Touch the Soil News #512
Where is Bulawayo? It’s a city of 1.2 million people in Zimbabwe in the deep south of Africa. Bulawayo was historically known as the industrial center of Zimbabwe. However, severe economic contraction has left the industrial sectors of the city vacant and deteriorating. And it’s not that what was produced in Bulawayo is not needed – textiles, engineering, metals, blankets and shoes.
Through a combination of financial maneuverings and unhealthy competition – whole cities (even nations) can be left behind. The popular phrase “no person left behind” explains frustrations by Americans about the economic landscape (or lack thereof) leaving people behind. Tthe larger world is experiencing whole cities left behind (and whole nations).
What is happening in Bulawayo (Zimbabwe) is happening to varying degrees in the United States. Both nations are engulfed by global financial maneuverings – and competition to pirate each others’ economies.
Bulawayo was once known as the City of Kings in reference to its industrial might. Now , inadequate wages and massive company closures have forced residents to resort to urban farming to supplement their food stocks.
Radio VOP (Voice of the People) from Zimbabwe recently interviewed Bulawayo residents. Following are some of the responses:
I woke up as early as 5 am today to start preparing land for farming here because failure to do so I may find myself starving come next year,” said a 65 year-old grandmother.
She said following the collapse of industry in Bulawayo, her married children were finding it hard to fend for their families, left her alone, leaving her to starve.
Another resident, Nobubelo Tshuma said she hoped city authorities would not destroy their fields as they are used to doing.
“We pray to our city authorities not to destroy our maize,” she said. Urban farming is illegal under city by-laws. However, it has been common practice among Bulawayo residents and other parts of the country following the collapse of the industry.
A Bulawayo resident works to grow food at an urban garden plot – the only activity that stands between eating or starving.
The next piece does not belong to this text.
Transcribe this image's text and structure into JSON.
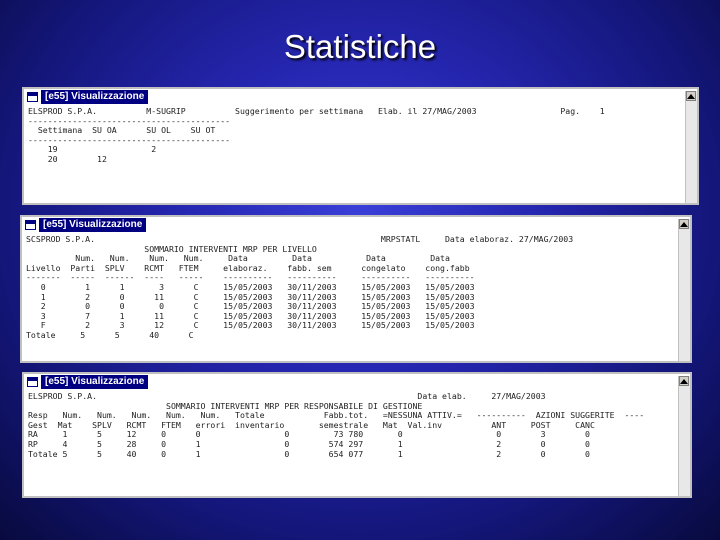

The financial mechanisms of the nation (Zimbabwe) are unable to facilitate the organization of labor and production in a way that sustains the country. High unemployment (90 percent) means the government has limited opportunity to tax wages to run government. Estimates are in America that the financial mechanisms of this nation fall short of constructively employing some 50 million people – leaving large swaths of poverty. Zimbabwe has only 14 million residents.
Following is a video on the economic crisis in Zimbabwe: